Head Technician Carl McCormack says, "These things get hot, and then they get cold, then they get hot, then they get cold."

All while temperatures around the Black Hills have stayed cold, very cold at times. That cold routinely causes issues with vehicles, and it's important for your wallet to be sure of several things, some before you even take off.

McCormack says, "If the oil's not lubricating, you cause engine problems down the road because it needs that oil, and on start up is the worst time because oil turns to thick syrup. It doesn't lubricate anymore.

McCormack says to at least let your vehicle warm up for a few minutes to let the fluids warm and begin cycling through. Tires are crucial as well, both tread thickness and air pressure.

McCormack says, "Check your air pressures, visually look at them. It helps to just look at them sometimes. People just want to hurry up and get in the car because it's cold."

In the cold, pressure decreases in your vehicle's tires, and although that will help with overall grip, it is outweighed by the risks of driving with under-inflated tires that could go flat or blow out while driving. Tread thickness is not a huge concern in the cold alone, but a few hundredths of an inch can make a big difference on snow and ice.

McCormack says, "Tire thicknesses for good tread, 10/32" but when you get down to about 4/32" or 5/32" traction is gone. Snow packs in there, and it becomes a slick.

Keeping your windows clear of snow and ice is obvious, but pay attention to where all of that goes.

McCormack says, "This is another issue, right here where people don't clean the snow off from underneath their windshield wipers, and it will break it. It packs them down, and you just easily take the snow out of there and it will help save your windshield wipers.

Using your windshield wipers to clear snow and ice also causes uneven wear on the wiper blades, and it's best to clear the windows with a brush or ice scraper. The battery faces extra work in the cold too, as it requires more power to crank the engine.

McCormack says, "Normally it would be fine, but when you're getting into sub-zero temperatures, it can't hold that charge to turn this engine because it's hard to turn because it's cold."

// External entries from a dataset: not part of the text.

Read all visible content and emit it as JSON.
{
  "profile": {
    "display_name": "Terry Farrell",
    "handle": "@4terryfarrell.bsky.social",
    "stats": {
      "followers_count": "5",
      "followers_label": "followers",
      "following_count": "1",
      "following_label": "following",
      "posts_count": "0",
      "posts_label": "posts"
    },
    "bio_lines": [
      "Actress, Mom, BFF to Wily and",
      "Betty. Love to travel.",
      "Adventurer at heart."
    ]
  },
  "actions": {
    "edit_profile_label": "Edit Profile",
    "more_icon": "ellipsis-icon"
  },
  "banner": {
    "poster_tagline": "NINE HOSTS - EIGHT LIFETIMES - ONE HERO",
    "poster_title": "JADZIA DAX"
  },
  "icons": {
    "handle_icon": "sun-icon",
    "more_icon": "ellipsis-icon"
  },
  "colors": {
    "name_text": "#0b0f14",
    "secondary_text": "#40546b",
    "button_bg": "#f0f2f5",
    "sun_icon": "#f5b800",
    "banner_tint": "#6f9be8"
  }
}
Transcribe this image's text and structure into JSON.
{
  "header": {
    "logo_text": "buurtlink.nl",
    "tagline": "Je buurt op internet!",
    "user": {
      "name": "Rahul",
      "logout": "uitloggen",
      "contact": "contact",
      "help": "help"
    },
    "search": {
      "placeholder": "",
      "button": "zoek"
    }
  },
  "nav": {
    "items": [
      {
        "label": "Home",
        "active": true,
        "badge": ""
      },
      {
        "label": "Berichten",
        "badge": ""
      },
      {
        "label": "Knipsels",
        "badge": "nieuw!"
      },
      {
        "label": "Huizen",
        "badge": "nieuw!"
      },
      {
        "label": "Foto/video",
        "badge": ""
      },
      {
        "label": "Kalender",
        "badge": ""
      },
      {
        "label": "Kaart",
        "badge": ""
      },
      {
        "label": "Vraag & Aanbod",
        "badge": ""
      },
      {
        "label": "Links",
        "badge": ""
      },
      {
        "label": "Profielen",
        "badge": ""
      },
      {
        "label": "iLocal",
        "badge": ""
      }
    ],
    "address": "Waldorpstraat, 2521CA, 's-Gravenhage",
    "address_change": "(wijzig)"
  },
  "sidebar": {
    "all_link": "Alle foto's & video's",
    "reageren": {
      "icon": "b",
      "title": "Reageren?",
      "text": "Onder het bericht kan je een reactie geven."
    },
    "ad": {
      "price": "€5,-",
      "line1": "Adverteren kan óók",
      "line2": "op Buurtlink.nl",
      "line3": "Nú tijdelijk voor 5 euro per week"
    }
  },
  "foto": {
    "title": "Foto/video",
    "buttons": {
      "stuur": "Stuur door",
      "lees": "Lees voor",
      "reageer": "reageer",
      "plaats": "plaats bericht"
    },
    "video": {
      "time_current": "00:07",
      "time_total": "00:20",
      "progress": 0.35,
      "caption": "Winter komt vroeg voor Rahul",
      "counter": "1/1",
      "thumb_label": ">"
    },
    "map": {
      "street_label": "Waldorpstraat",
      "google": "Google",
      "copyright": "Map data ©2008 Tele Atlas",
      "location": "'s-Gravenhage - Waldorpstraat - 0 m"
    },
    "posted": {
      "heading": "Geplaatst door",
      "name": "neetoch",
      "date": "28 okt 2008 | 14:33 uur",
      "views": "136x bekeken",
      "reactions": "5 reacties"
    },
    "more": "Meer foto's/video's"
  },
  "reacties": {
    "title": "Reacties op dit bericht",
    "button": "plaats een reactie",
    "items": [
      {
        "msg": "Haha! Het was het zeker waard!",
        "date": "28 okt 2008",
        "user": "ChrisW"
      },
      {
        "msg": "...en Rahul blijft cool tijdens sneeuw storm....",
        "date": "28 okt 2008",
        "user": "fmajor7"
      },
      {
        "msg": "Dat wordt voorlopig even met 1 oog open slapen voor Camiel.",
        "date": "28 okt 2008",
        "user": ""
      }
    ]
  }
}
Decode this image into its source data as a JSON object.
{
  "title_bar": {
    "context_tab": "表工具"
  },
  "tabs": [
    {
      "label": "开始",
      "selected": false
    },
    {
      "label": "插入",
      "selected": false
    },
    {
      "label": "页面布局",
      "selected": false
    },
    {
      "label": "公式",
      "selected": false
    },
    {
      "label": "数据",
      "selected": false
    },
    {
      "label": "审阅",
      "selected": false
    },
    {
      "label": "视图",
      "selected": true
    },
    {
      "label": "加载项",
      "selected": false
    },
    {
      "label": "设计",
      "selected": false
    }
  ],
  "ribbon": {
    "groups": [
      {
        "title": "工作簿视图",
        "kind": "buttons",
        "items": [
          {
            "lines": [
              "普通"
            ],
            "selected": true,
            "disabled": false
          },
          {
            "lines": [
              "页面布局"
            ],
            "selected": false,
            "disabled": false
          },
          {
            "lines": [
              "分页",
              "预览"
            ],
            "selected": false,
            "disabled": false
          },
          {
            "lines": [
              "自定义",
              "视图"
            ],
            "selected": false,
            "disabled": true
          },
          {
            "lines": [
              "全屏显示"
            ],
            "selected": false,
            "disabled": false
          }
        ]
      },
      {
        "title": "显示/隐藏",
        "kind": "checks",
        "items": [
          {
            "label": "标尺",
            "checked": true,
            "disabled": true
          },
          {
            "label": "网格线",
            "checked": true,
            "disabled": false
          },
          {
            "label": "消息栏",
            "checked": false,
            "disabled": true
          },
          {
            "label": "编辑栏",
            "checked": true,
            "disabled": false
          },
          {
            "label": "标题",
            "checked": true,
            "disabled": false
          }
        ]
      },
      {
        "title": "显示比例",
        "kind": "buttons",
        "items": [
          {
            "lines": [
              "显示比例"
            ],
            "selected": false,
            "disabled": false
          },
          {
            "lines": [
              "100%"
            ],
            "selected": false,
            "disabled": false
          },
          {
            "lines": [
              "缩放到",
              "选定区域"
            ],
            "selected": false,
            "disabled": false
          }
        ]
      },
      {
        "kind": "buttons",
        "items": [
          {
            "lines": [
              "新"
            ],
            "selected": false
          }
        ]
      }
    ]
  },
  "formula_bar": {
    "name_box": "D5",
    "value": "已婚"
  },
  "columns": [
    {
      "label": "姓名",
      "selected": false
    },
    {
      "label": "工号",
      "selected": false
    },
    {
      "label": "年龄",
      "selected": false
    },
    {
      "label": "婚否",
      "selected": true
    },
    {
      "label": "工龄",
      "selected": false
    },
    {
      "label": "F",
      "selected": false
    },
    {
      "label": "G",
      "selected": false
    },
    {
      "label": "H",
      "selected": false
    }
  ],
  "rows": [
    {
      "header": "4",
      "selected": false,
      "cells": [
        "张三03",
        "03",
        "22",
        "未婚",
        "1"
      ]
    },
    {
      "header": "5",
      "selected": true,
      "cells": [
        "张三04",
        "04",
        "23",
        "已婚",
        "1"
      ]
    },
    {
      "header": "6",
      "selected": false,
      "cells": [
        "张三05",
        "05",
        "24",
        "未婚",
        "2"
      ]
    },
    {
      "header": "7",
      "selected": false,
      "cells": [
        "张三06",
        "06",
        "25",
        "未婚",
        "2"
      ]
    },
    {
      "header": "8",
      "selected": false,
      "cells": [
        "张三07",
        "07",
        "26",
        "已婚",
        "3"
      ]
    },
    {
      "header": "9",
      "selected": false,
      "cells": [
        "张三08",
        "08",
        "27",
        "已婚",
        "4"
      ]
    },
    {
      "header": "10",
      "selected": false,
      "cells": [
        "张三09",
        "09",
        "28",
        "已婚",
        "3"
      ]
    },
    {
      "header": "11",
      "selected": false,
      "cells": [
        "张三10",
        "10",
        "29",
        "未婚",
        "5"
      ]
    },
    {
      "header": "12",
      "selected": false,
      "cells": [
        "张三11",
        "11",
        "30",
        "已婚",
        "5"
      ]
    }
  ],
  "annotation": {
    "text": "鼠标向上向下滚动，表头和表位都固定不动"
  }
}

Your vehicle's battery should measure to 12.4 volts or higher to be confident it will be able to start your engine on a very cold day.